In the records that follow, show each line where the word "Payment" is present.

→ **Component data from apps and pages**
----

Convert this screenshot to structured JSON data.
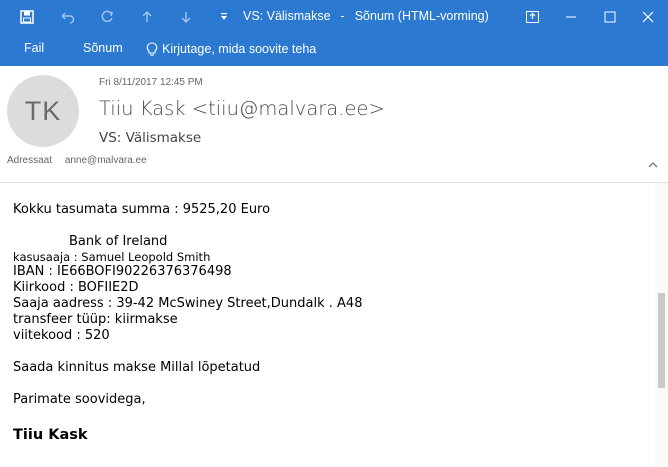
{
  "window": {
    "title_prefix": "VS: Välismakse",
    "title_sep": "-",
    "title_suffix": "Sõnum (HTML-vorming)"
  },
  "ribbon": {
    "tabs": [
      {
        "label": "Fail"
      },
      {
        "label": "Sõnum"
      }
    ],
    "tell_me": "Kirjutage, mida soovite teha"
  },
  "message": {
    "avatar_initials": "TK",
    "date": "Fri 8/11/2017 12:45 PM",
    "sender": "Tiiu Kask <tiiu@malvara.ee>",
    "subject": "VS: Välismakse",
    "to_label": "Adressaat",
    "to_value": "anne@malvara.ee"
  },
  "body": {
    "line1": "Kokku tasumata summa : 9525,20 Euro",
    "bank": "Bank of Ireland",
    "beneficiary": "kasusaaja : Samuel Leopold Smith",
    "iban": "IBAN : IE66BOFI90226376376498",
    "swift": "Kiirkood : BOFIIE2D",
    "address": "Saaja aadress :  39-42 McSwiney Street,Dundalk . A48",
    "transfer_type": "transfeer tüüp: kiirmakse",
    "reference": "viitekood : 520",
    "confirm": "Saada kinnitus makse Millal lõpetatud",
    "regards": "Parimate soovidega,",
    "signature": "Tiiu Kask"
  },
  "colors": {
    "accent": "#2b79d0",
    "avatar_bg": "#dcdcdc"
  },
  "icons": [
    "save-icon",
    "undo-icon",
    "redo-icon",
    "up-arrow-icon",
    "down-arrow-icon",
    "customize-qat-icon",
    "restore-ribbon-icon",
    "minimize-icon",
    "maximize-icon",
    "close-icon",
    "lightbulb-icon",
    "collapse-header-icon"
  ]
}
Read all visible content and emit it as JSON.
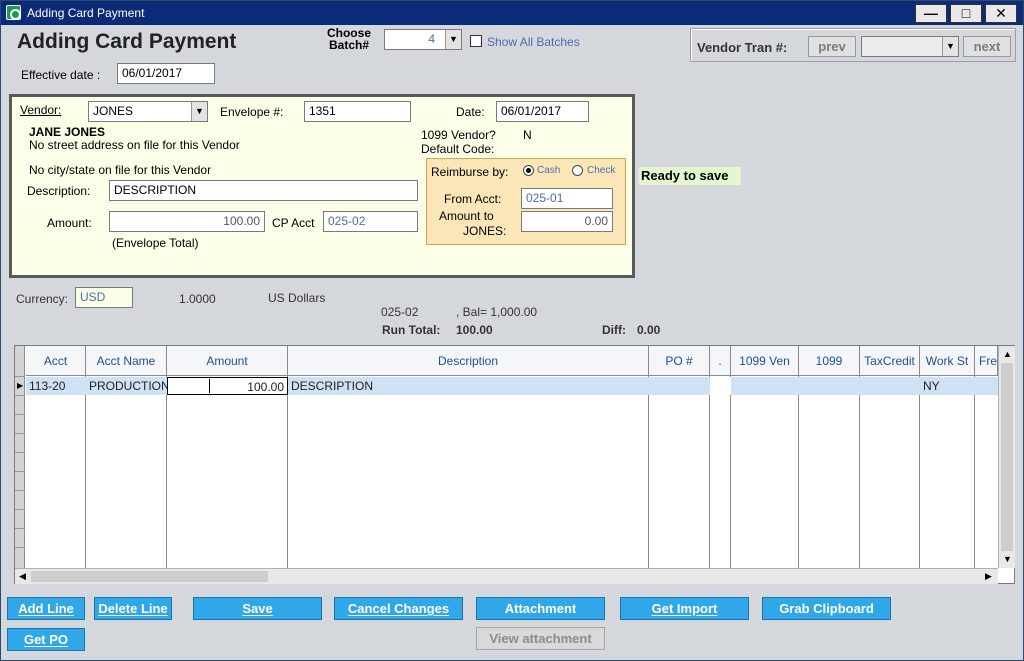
{
  "window": {
    "title": "Adding Card Payment"
  },
  "heading": "Adding Card Payment",
  "batch": {
    "label": "Choose Batch#",
    "value": "4",
    "show_all_label": "Show All Batches"
  },
  "vendor_tran": {
    "label": "Vendor Tran #:",
    "prev": "prev",
    "next": "next",
    "value": ""
  },
  "effective_date": {
    "label": "Effective date :",
    "value": "06/01/2017"
  },
  "vendor": {
    "label": "Vendor:",
    "value": "JONES",
    "envelope_label": "Envelope #:",
    "envelope_value": "1351",
    "date_label": "Date:",
    "date_value": "06/01/2017",
    "name": "JANE JONES",
    "street_note": "No street address on file for this Vendor",
    "city_note": "No city/state on file for this Vendor",
    "v1099_label": "1099 Vendor?",
    "v1099_value": "N",
    "default_code_label": "Default Code:",
    "description_label": "Description:",
    "description_value": "DESCRIPTION",
    "amount_label": "Amount:",
    "amount_value": "100.00",
    "cp_acct_label": "CP Acct",
    "cp_acct_value": "025-02",
    "envelope_total": "(Envelope Total)"
  },
  "reimburse": {
    "label": "Reimburse by:",
    "cash": "Cash",
    "check": "Check",
    "selected": "Cash",
    "from_acct_label": "From Acct:",
    "from_acct_value": "025-01",
    "amount_to_label_1": "Amount to",
    "amount_to_label_2": "JONES:",
    "amount_value": "0.00"
  },
  "status": "Ready to save",
  "currency": {
    "label": "Currency:",
    "value": "USD",
    "rate": "1.0000",
    "name": "US Dollars"
  },
  "balance": {
    "acct": "025-02",
    "bal": ",  Bal= 1,000.00"
  },
  "totals": {
    "run_total_label": "Run Total:",
    "run_total_value": "100.00",
    "diff_label": "Diff:",
    "diff_value": "0.00"
  },
  "grid": {
    "columns": [
      "Acct",
      "Acct Name",
      "Amount",
      "Description",
      "PO #",
      ".",
      "1099 Ven",
      "1099",
      "TaxCredit",
      "Work St",
      "Fre"
    ],
    "rows": [
      {
        "acct": "113-20",
        "acct_name": "PRODUCTION",
        "amount": "100.00",
        "description": "DESCRIPTION",
        "po": "",
        "dot": "",
        "ven1099": "",
        "v1099": "",
        "taxcredit": "",
        "work_st": "NY",
        "fre": ""
      }
    ]
  },
  "buttons": {
    "add_line": "Add Line",
    "delete_line": "Delete Line",
    "save": "Save",
    "cancel_changes": "Cancel Changes",
    "attachment": "Attachment",
    "get_import": "Get Import",
    "grab_clipboard": "Grab Clipboard",
    "get_po": "Get PO",
    "view_attachment": "View attachment"
  },
  "colors": {
    "title_bar": "#0b2a78",
    "button": "#30a7e8",
    "vendor_panel": "#fbffe7",
    "reimburse_panel": "#fbe6b8",
    "ready_bg": "#e3f7cf"
  }
}
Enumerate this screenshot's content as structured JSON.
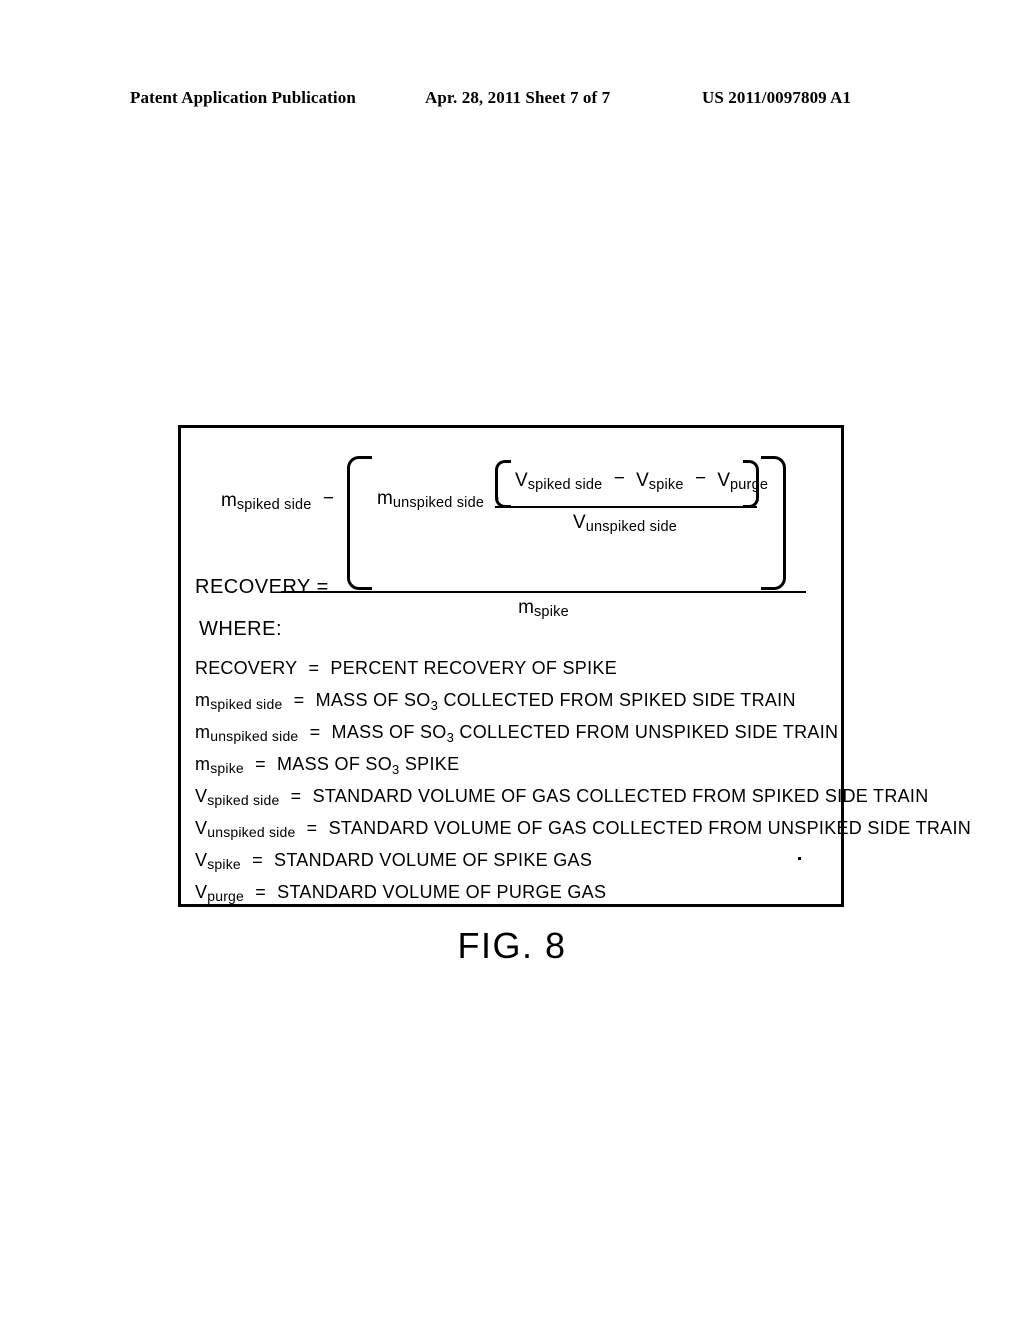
{
  "header": {
    "publication": "Patent Application Publication",
    "date_sheet": "Apr. 28, 2011  Sheet 7 of 7",
    "publication_number": "US 2011/0097809 A1"
  },
  "figure": {
    "caption": "FIG. 8",
    "equation": {
      "result_label": "RECOVERY",
      "equals": "=",
      "numerator": {
        "term1_base": "m",
        "term1_sub": "spiked side",
        "operator1": "−",
        "term2_base": "m",
        "term2_sub": "unspiked side",
        "operator2": "·",
        "inner_fraction": {
          "numerator": {
            "t1_base": "V",
            "t1_sub": "spiked side",
            "op1": "−",
            "t2_base": "V",
            "t2_sub": "spike",
            "op2": "−",
            "t3_base": "V",
            "t3_sub": "purge"
          },
          "denominator_base": "V",
          "denominator_sub": "unspiked side"
        }
      },
      "denominator_base": "m",
      "denominator_sub": "spike"
    },
    "where_label": "WHERE:",
    "definitions": [
      {
        "symbol_base": "RECOVERY",
        "symbol_sub": "",
        "equals": "=",
        "text": "PERCENT RECOVERY OF SPIKE"
      },
      {
        "symbol_base": "m",
        "symbol_sub": "spiked side",
        "equals": "=",
        "text_pre": "MASS OF SO",
        "text_subnum": "3",
        "text_post": " COLLECTED FROM  SPIKED  SIDE  TRAIN"
      },
      {
        "symbol_base": "m",
        "symbol_sub": "unspiked side",
        "equals": "=",
        "text_pre": "MASS OF SO",
        "text_subnum": "3",
        "text_post": " COLLECTED  FROM  UNSPIKED  SIDE  TRAIN"
      },
      {
        "symbol_base": "m",
        "symbol_sub": "spike",
        "equals": "=",
        "text_pre": "MASS OF SO",
        "text_subnum": "3",
        "text_post": " SPIKE"
      },
      {
        "symbol_base": "V",
        "symbol_sub": "spiked side",
        "equals": "=",
        "text": "STANDARD  VOLUME OF GAS COLLECTED FROM  SPIKED  SIDE  TRAIN"
      },
      {
        "symbol_base": "V",
        "symbol_sub": "unspiked side",
        "equals": "=",
        "text": "STANDARD  VOLUME OF GAS COLLECTED FROM  UNSPIKED  SIDE  TRAIN"
      },
      {
        "symbol_base": "V",
        "symbol_sub": "spike",
        "equals": "=",
        "text": "STANDARD  VOLUME OF SPIKE GAS"
      },
      {
        "symbol_base": "V",
        "symbol_sub": "purge",
        "equals": "=",
        "text": "STANDARD  VOLUME OF PURGE GAS"
      }
    ]
  },
  "colors": {
    "ink": "#000000",
    "paper": "#ffffff"
  }
}
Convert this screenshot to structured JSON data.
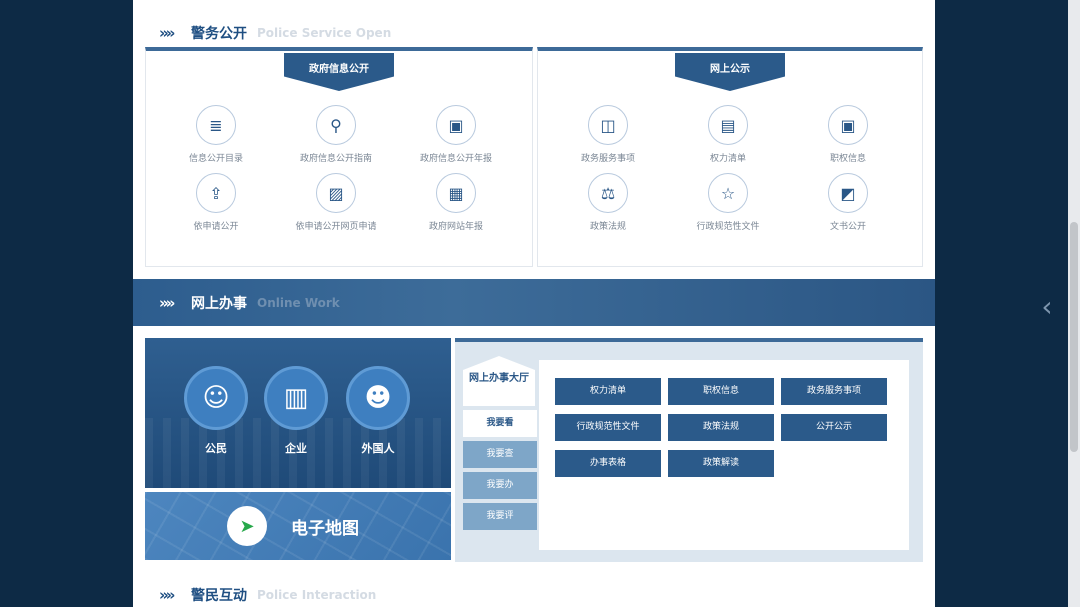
{
  "sections": {
    "police": {
      "icon": "»»",
      "title": "警务公开",
      "en": "Police Service Open"
    },
    "online": {
      "icon": "»»",
      "title": "网上办事",
      "en": "Online Work"
    },
    "interaction": {
      "icon": "»»",
      "title": "警民互动",
      "en": "Police Interaction"
    }
  },
  "gov_panel": {
    "ribbon": "政府信息公开",
    "items": [
      {
        "label": "信息公开目录",
        "icon": "list-icon",
        "glyph": "≣"
      },
      {
        "label": "政府信息公开指南",
        "icon": "location-pin-icon",
        "glyph": "⚲"
      },
      {
        "label": "政府信息公开年报",
        "icon": "report-image-icon",
        "glyph": "▣"
      },
      {
        "label": "依申请公开",
        "icon": "upload-box-icon",
        "glyph": "⇪"
      },
      {
        "label": "依申请公开网页申请",
        "icon": "image-icon",
        "glyph": "▨"
      },
      {
        "label": "政府网站年报",
        "icon": "calendar-icon",
        "glyph": "▦"
      }
    ]
  },
  "notice_panel": {
    "ribbon": "网上公示",
    "items": [
      {
        "label": "政务服务事项",
        "icon": "book-icon",
        "glyph": "◫"
      },
      {
        "label": "权力清单",
        "icon": "document-icon",
        "glyph": "▤"
      },
      {
        "label": "职权信息",
        "icon": "id-card-icon",
        "glyph": "▣"
      },
      {
        "label": "政策法规",
        "icon": "scale-icon",
        "glyph": "⚖"
      },
      {
        "label": "行政规范性文件",
        "icon": "star-icon",
        "glyph": "☆"
      },
      {
        "label": "文书公开",
        "icon": "file-icon",
        "glyph": "◩"
      }
    ]
  },
  "user_types": [
    {
      "label": "公民",
      "icon": "citizen-icon",
      "glyph": "☺"
    },
    {
      "label": "企业",
      "icon": "briefcase-icon",
      "glyph": "▥"
    },
    {
      "label": "外国人",
      "icon": "foreigner-icon",
      "glyph": "☻"
    }
  ],
  "map": {
    "label": "电子地图",
    "icon": "navigation-arrow-icon",
    "glyph": "➤"
  },
  "hall": {
    "title": "网上办事大厅"
  },
  "tabs": [
    "我要看",
    "我要查",
    "我要办",
    "我要评"
  ],
  "active_tab": 0,
  "buttons": [
    "权力清单",
    "职权信息",
    "政务服务事项",
    "行政规范性文件",
    "政策法规",
    "公开公示",
    "办事表格",
    "政策解读"
  ],
  "nav": {
    "side_arrow": "‹"
  },
  "colors": {
    "page_bg": "#0d2a45",
    "primary": "#2b5a8a",
    "band": "#3d6c99"
  }
}
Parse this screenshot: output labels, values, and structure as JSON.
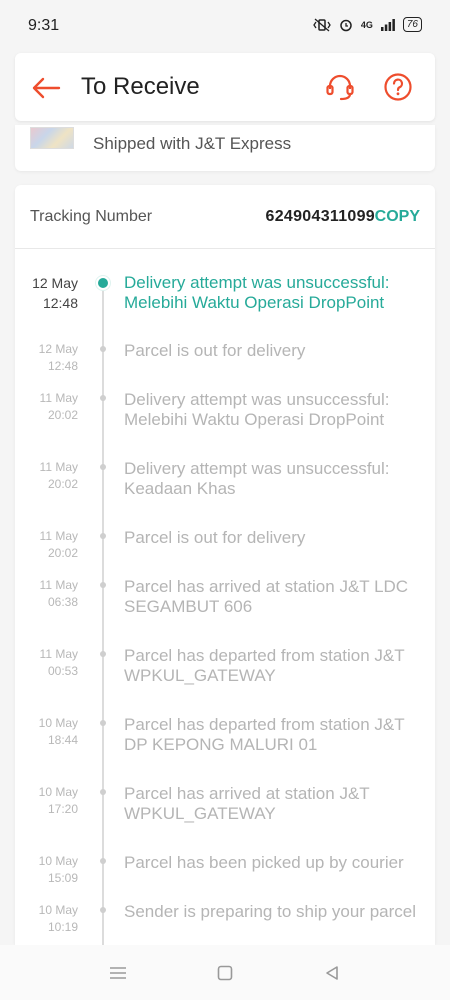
{
  "status_bar": {
    "time": "9:31",
    "network": "4G",
    "battery": "76"
  },
  "header": {
    "title": "To Receive",
    "back_icon": "arrow-left-icon",
    "support_icon": "headset-icon",
    "help_icon": "question-circle-icon",
    "accent_color": "#ee4d2d"
  },
  "shipping": {
    "label": "Shipped with J&T Express"
  },
  "tracking": {
    "label": "Tracking Number",
    "number": "624904311099",
    "copy_label": "COPY",
    "accent_color": "#26aa99"
  },
  "events": [
    {
      "date": "12 May",
      "time": "12:48",
      "text": "Delivery attempt was unsuccessful: Melebihi Waktu Operasi DropPoint",
      "active": true
    },
    {
      "date": "12 May",
      "time": "12:48",
      "text": "Parcel is out for delivery",
      "active": false
    },
    {
      "date": "11 May",
      "time": "20:02",
      "text": "Delivery attempt was unsuccessful: Melebihi Waktu Operasi DropPoint",
      "active": false
    },
    {
      "date": "11 May",
      "time": "20:02",
      "text": "Delivery attempt was unsuccessful: Keadaan Khas",
      "active": false
    },
    {
      "date": "11 May",
      "time": "20:02",
      "text": "Parcel is out for delivery",
      "active": false
    },
    {
      "date": "11 May",
      "time": "06:38",
      "text": "Parcel has arrived at station J&T LDC SEGAMBUT 606",
      "active": false
    },
    {
      "date": "11 May",
      "time": "00:53",
      "text": "Parcel has departed from station J&T WPKUL_GATEWAY",
      "active": false
    },
    {
      "date": "10 May",
      "time": "18:44",
      "text": "Parcel has departed from station J&T DP KEPONG MALURI 01",
      "active": false
    },
    {
      "date": "10 May",
      "time": "17:20",
      "text": "Parcel has arrived at station J&T WPKUL_GATEWAY",
      "active": false
    },
    {
      "date": "10 May",
      "time": "15:09",
      "text": "Parcel has been picked up by courier",
      "active": false
    },
    {
      "date": "10 May",
      "time": "10:19",
      "text": "Sender is preparing to ship your parcel",
      "active": false
    }
  ],
  "nav": {
    "menu_icon": "menu-icon",
    "home_icon": "home-square-icon",
    "back_icon": "back-triangle-icon"
  }
}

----

→ **EXERCISE ANSWER**
    "title": "Adding Card Payment"
  "heading": "Adding Card Payment",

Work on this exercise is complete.